The first book of Kings, Chapter 10:1-29, narrates the visit of the queen to King Solomon with gifts of gold and spices such as myrrh and frankincense.
Viviano believes viewing the Solomon-Sheba background as a close biblical parallel to the Magi story opens up some "previously neglected possibilities" such as the "wisdom and feminine aspects of the narrative."He points to the Israelite tradition of personifying wisdom as female (Proverbs 8:22-30, 9:1-6 and Sirach 24) and notes that for Matthew, Jesus embodies wisdom (Matthew 11:19, 25-30).Even more compelling to me is that in the Middle East it would have been inconceivable for men to be in the presence of a woman without the presence of other women. Joseph is conspicuously absent when the Magi visit. This is surprising, since Matthew's infancy account normally narrates events from the point of view of Joseph. (In Luke's account, Mary is more prominent).The phrase "the child and his mother" is used five times in the Magi-flight-into-Egypt narrative (Matthew 2:11, 13, 14, 19, 21). For Viviano, "The presence of Jesus' mother Mary is an explicit statement of the presence of a woman at the time of the magi's visit. It is a question of attending to the feminine resonances in the text."
Scholars tell us that the magoi were a caste associated with the interpretation of dreams, astrology, Zoroastrianism and magic. In support of Viviano's thesis, Zoroastrianism allowed women to serve as priests and in ancient Persia there were female astronomers and rulers....."
[A Sister of St. Joseph, Sr. Christine Schenk served urban families for 18 years as a nurse midwife before co-founding FutureChurch, where she served for 23 years. She holds master's degrees in nursing and theology.]

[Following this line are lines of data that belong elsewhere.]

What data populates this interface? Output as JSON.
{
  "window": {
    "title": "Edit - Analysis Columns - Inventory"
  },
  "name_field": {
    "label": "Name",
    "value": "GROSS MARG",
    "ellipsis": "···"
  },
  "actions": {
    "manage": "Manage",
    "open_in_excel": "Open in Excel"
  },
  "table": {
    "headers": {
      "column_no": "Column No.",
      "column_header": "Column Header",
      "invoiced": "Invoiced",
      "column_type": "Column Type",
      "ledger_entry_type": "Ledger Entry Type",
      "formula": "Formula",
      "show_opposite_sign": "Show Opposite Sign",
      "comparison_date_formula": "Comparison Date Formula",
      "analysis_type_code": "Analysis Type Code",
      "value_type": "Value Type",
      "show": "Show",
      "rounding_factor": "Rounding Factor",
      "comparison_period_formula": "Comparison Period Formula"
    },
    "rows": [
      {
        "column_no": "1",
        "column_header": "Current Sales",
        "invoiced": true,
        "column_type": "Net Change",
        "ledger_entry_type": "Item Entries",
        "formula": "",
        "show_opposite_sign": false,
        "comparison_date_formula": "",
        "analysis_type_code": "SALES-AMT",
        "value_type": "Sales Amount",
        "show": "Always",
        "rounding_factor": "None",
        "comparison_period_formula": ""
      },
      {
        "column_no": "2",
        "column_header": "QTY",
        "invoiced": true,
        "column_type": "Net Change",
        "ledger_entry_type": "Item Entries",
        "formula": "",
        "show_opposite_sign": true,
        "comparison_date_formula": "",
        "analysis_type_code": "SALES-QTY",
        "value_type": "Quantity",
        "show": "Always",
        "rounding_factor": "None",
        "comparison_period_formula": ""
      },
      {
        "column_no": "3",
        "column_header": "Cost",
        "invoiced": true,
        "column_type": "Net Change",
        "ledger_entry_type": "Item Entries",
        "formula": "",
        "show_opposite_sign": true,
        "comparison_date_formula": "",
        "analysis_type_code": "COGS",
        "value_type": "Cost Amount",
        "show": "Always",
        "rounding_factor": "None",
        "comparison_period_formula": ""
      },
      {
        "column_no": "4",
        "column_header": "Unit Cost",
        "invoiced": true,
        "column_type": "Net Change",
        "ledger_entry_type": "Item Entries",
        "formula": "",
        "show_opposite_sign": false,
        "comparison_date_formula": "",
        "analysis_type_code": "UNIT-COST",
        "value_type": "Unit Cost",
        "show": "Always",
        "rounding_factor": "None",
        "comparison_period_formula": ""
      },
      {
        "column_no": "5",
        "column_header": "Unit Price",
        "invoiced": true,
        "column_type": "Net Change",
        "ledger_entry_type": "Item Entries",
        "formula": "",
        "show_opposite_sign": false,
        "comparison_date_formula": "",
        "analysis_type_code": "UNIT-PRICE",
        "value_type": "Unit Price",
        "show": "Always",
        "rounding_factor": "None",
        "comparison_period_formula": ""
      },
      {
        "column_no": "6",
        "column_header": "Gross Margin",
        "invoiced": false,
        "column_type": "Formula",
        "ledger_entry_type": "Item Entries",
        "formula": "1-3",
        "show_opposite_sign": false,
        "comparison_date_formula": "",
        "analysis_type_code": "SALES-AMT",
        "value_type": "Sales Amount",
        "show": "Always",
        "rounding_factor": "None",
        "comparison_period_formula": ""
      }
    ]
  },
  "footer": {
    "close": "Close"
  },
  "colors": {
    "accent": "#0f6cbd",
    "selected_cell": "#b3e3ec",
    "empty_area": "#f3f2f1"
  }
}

A Call to Action for Justice: Email Governor Scott to Suspend All Executions, Florida is Most "Mistake-Ridden in the Nation"

Phone: (850) 488-7146

Less than 24 hours after the execution of Oscar Bolin, Gov. Rick Scott has ordered the state killing of Mark Asay for March 17 at 6pm. 
Mike Lambrix is scheduled to be executed on February 11 at 6pm.
The U.S. Supreme Court is to rule sometime before June if Florida’s death sentencing scheme is unconstitutional. It is unconscionable that executions would be carried out while awaiting the high court’s decision. 
Florida’s death penalty program is the most mistake-ridden in the nation. Since executions resumed in the 1970’s, Florida has executed 92 people while at the same time 26 people were exonerated and released from Death Row. That’s a rate of more than one exoneration for every four executions. 
Contact Gov. Scott and ask him to suspend ALL executions.
Phone: (850) 488-7146

The statewide coalition to end executions needs your help now.  Please make the work possible by making a donation today. 
Sent by:
Mark Elliott
Executive Director

Floridians for Alternatives to the Death Penalty,
P.O. Box 82943
Tampa, FL 33682

Floridians for Alternatives to the Death Penalty is a coalition of organizations and individuals united to abolish the death penalty in Florida

FADP works to build a strong, diverse statewide grassroots movement which:
* Opposes executions
* Supports reforms aimed at reducing the application of the death penalty until it is abolished
* Protects the humanity of all persons impacted by the death penalty
* Educates Floridians about the death penalty
* Provides concrete action steps for individuals and groups